## Task brief
When you spot the word "heading" in a line of the data below, copy that line.
##############################
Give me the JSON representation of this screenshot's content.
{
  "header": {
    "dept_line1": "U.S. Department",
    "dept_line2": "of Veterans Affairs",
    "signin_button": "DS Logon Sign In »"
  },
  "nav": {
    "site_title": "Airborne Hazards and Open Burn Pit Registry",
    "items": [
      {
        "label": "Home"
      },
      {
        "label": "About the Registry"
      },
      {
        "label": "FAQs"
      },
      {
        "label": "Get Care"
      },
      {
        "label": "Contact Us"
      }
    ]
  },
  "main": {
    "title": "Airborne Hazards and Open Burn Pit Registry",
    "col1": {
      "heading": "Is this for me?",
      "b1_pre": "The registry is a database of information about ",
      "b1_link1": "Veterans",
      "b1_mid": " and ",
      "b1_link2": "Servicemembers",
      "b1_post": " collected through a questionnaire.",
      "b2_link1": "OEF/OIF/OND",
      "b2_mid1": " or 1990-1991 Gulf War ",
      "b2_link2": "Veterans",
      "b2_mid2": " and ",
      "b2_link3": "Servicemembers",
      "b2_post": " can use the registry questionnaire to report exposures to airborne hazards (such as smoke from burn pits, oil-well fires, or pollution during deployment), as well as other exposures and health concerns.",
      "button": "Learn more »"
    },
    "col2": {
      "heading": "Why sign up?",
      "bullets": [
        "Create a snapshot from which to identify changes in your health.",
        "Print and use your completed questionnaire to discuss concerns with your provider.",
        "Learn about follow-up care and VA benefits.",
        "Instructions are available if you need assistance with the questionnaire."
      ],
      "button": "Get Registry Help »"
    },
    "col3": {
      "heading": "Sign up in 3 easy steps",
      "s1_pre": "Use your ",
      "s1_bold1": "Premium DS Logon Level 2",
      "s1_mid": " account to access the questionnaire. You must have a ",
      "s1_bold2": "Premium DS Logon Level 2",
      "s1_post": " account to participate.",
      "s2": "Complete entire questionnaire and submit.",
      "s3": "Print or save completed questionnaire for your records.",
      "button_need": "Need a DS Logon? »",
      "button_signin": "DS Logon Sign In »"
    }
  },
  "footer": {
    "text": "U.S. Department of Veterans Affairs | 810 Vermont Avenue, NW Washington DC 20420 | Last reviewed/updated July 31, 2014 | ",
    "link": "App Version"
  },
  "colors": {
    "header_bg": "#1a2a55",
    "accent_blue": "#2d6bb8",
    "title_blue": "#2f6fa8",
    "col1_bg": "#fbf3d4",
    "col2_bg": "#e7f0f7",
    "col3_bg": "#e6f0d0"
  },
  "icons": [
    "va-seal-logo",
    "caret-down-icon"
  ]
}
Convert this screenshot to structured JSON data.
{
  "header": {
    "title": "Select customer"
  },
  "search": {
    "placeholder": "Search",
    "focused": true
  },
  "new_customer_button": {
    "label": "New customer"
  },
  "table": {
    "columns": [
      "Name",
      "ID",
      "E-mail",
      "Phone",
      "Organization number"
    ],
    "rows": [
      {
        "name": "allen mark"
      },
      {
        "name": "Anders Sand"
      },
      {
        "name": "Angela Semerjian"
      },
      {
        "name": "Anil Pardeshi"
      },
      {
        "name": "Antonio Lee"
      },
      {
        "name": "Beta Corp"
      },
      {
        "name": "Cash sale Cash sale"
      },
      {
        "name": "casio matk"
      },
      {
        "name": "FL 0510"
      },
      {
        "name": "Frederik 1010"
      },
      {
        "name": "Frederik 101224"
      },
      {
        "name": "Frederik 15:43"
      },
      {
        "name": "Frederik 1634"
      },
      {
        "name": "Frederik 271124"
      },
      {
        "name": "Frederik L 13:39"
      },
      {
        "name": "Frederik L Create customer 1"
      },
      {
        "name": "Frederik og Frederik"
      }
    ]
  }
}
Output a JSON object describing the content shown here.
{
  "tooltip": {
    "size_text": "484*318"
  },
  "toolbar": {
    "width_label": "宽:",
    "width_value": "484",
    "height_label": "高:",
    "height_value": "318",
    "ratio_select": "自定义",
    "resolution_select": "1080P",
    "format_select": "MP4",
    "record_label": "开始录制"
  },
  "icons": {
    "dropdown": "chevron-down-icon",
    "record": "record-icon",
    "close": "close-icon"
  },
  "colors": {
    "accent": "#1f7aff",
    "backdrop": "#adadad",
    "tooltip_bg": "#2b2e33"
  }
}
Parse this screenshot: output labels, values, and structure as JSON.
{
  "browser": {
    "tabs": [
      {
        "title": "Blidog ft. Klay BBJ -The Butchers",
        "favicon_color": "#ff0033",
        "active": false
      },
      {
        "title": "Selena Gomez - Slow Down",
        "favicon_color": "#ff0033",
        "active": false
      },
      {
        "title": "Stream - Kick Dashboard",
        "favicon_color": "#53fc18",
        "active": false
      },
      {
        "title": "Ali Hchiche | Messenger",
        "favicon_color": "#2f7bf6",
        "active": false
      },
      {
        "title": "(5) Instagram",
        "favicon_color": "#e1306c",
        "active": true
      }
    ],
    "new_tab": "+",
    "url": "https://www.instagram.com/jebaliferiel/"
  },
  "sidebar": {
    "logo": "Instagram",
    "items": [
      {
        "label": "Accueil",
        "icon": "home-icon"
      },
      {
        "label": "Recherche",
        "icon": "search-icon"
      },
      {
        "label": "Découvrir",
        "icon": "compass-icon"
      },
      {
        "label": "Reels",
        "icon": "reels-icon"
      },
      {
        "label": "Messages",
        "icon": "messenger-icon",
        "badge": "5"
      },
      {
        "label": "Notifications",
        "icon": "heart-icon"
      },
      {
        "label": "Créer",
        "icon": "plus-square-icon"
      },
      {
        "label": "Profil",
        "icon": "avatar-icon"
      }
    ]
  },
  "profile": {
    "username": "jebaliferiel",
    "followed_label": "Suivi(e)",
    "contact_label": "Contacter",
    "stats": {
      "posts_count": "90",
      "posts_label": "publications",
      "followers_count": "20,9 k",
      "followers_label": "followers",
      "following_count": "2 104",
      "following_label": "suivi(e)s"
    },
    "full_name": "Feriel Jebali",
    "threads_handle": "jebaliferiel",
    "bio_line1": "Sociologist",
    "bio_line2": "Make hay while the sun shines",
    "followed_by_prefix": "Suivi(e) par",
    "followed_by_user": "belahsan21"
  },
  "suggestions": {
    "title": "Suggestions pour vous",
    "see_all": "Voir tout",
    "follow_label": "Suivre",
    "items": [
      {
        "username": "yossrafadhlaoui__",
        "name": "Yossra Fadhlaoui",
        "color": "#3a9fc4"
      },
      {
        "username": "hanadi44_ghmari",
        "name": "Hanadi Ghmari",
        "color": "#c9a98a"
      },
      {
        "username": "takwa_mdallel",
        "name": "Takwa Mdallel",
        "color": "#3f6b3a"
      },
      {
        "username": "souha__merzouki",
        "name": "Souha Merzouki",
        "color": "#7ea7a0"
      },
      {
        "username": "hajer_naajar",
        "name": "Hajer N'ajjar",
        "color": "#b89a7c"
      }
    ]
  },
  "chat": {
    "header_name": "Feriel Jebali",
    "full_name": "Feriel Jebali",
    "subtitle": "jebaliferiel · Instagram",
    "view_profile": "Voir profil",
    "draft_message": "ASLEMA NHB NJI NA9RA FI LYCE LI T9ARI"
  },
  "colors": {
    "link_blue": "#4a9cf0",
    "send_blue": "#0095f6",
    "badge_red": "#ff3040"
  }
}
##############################
## Answer to this exercise
      "heading": "Is this for me?",
      "heading": "Why sign up?",
      "heading": "Sign up in 3 easy steps",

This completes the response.